Then my wife came and looked at one of my edits and said, “Can’t you see? This is you. You’re in the landscapes. From the day she was born, you’ve been taking her out… This is the story of how you developed your relationship with Isabel through the landscape. That’s what All Quiet on the Home Front is. It’s a self-portrait of you as the landscape.” She could see right into the heart of the matter. She’d seen how I had come to identify with the places we visited, and the sadness and sense of loss that came about when Isabel grew up and we stopped visiting these places.
JT: I’ve seen you’ve written a piece about photography being ridiculously expensive to study in nowadays. You’re not only paying your £9,000 university fees but also need a camera, processing (if shooting traditional methods), something to edit your photos on, and the list goes on. I have a real problem with how universities are making students print their final major projects. I know people who spent £500+ just for 10 prints and framing for their final pieces. The lecturers make out if they don’t get these “high quality” prints then they won’t get the grades. How do you feel about this? Are we living in a society where the arts can only be studied by the rich?

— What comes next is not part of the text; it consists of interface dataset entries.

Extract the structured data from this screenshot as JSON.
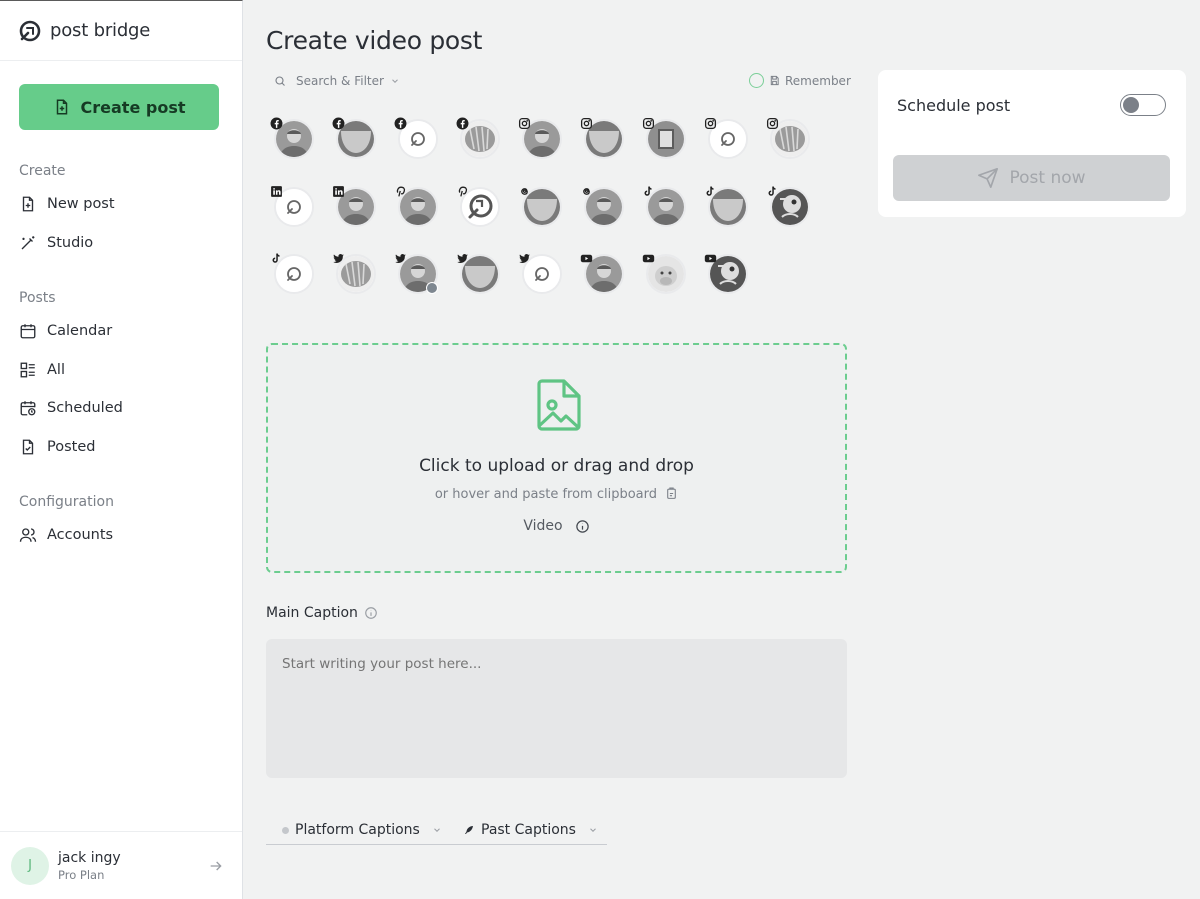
{
  "app": {
    "brand": "post bridge"
  },
  "sidebar": {
    "create_button": "Create post",
    "sections": {
      "create": "Create",
      "posts": "Posts",
      "configuration": "Configuration"
    },
    "items": [
      {
        "label": "New post",
        "icon": "file-plus-icon"
      },
      {
        "label": "Studio",
        "icon": "magic-wand-icon"
      },
      {
        "label": "Calendar",
        "icon": "calendar-icon"
      },
      {
        "label": "All",
        "icon": "list-icon"
      },
      {
        "label": "Scheduled",
        "icon": "calendar-clock-icon"
      },
      {
        "label": "Posted",
        "icon": "file-check-icon"
      },
      {
        "label": "Accounts",
        "icon": "users-icon"
      }
    ],
    "user": {
      "initial": "J",
      "name": "jack ingy",
      "plan": "Pro Plan"
    }
  },
  "main": {
    "title": "Create video post",
    "filter_label": "Search & Filter",
    "remember_label": "Remember",
    "accounts": [
      {
        "platform": "facebook",
        "avatar": "photo"
      },
      {
        "platform": "facebook",
        "avatar": "blob"
      },
      {
        "platform": "facebook",
        "avatar": "logo"
      },
      {
        "platform": "facebook",
        "avatar": "stripes"
      },
      {
        "platform": "instagram",
        "avatar": "photo"
      },
      {
        "platform": "instagram",
        "avatar": "blob"
      },
      {
        "platform": "instagram",
        "avatar": "book"
      },
      {
        "platform": "instagram",
        "avatar": "logo"
      },
      {
        "platform": "instagram",
        "avatar": "stripes"
      },
      {
        "platform": "linkedin",
        "avatar": "logo"
      },
      {
        "platform": "linkedin",
        "avatar": "photo"
      },
      {
        "platform": "pinterest",
        "avatar": "photo"
      },
      {
        "platform": "pinterest",
        "avatar": "logo-large"
      },
      {
        "platform": "threads",
        "avatar": "blob"
      },
      {
        "platform": "threads",
        "avatar": "photo"
      },
      {
        "platform": "tiktok",
        "avatar": "photo"
      },
      {
        "platform": "tiktok",
        "avatar": "blob"
      },
      {
        "platform": "tiktok",
        "avatar": "cartoon"
      },
      {
        "platform": "tiktok",
        "avatar": "logo"
      },
      {
        "platform": "twitter",
        "avatar": "stripes"
      },
      {
        "platform": "twitter",
        "avatar": "photo",
        "verified": true
      },
      {
        "platform": "twitter",
        "avatar": "blob"
      },
      {
        "platform": "twitter",
        "avatar": "logo"
      },
      {
        "platform": "youtube",
        "avatar": "photo"
      },
      {
        "platform": "youtube",
        "avatar": "cow"
      },
      {
        "platform": "youtube",
        "avatar": "cartoon"
      }
    ],
    "upload": {
      "title": "Click to upload or drag and drop",
      "subtitle": "or hover and paste from clipboard",
      "type": "Video"
    },
    "caption": {
      "label": "Main Caption",
      "placeholder": "Start writing your post here..."
    },
    "caption_tabs": [
      "Platform Captions",
      "Past Captions"
    ]
  },
  "schedule": {
    "label": "Schedule post",
    "enabled": false,
    "post_now": "Post now"
  },
  "colors": {
    "accent": "#66cc8a",
    "dropzone_border": "#6ccd8f",
    "background": "#f1f2f2"
  }
}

CP: In short, yes. There’s the idea of having Social, Cultural and Economic capital and the one feeding into another. The problem is the economic capital now buys into the social and cultural capital and basically render it culturally impotent to the extent that only networks matter. That means the holy trinity of networks, confidence and money (which is what a private education gets you) matters more than talent, vision, and insight. The networks determines what is good. But only sometimes, thank God. And anyway, there are multiple networks that extend way beyond narrow generic frameworks.
Fantastic printing, framing, installation can cost a huge amount of money and it can make a difference. But that goes through a course – you have students who are estranged, homeless, living off food parcels, funding their parents from their loan. The anxiety and mental health issues afflicting students today are huge. he problem then isn’t just economic, it runs much deeper.
For final year shows, that expensive option of a framed line up of prints is one option amongst many but there are other ways of printing, mounting and fabricating work that can be much, much cheaper, and much more powerful. This is something that should be taught in photography courses. So if the expensively produced framed print is the only option presented to students, then somewhere along the line there is a failure of both ambition and imagination.
JT: Do you have any more photography based projects you’re going to be working on in the future?
CP: I’m in the very early stages of a new project that’s just started this month. But I’ve also been photographing the allotments near our home and that project is coming to its natural end so I’m hoping to do something with that as well as the Broken Camera Pictures – which will be my next book. And I’m still wrestling with My German Family Album; my mother’s German and these are pictures from her family, so it’s pictures of my grandparents, mother, aunt and uncle growing up in 1930s Germany against a visual backdrop of Nazism.
I’ve also got Sofa Portraits which is a series of portraits of my daughter watching television. The only time that has been shown to my satisfaction was for my MA show when it had the expensive print/expensive frame treatment. If All Quiet on the Home Front is about the move from the domestic to the natural environment and my relationship with my daughter, Sofa Portraits is about finding a space and calling it your own. I want to do something with that soon too because it’s special.
See more of Colin’s work Here.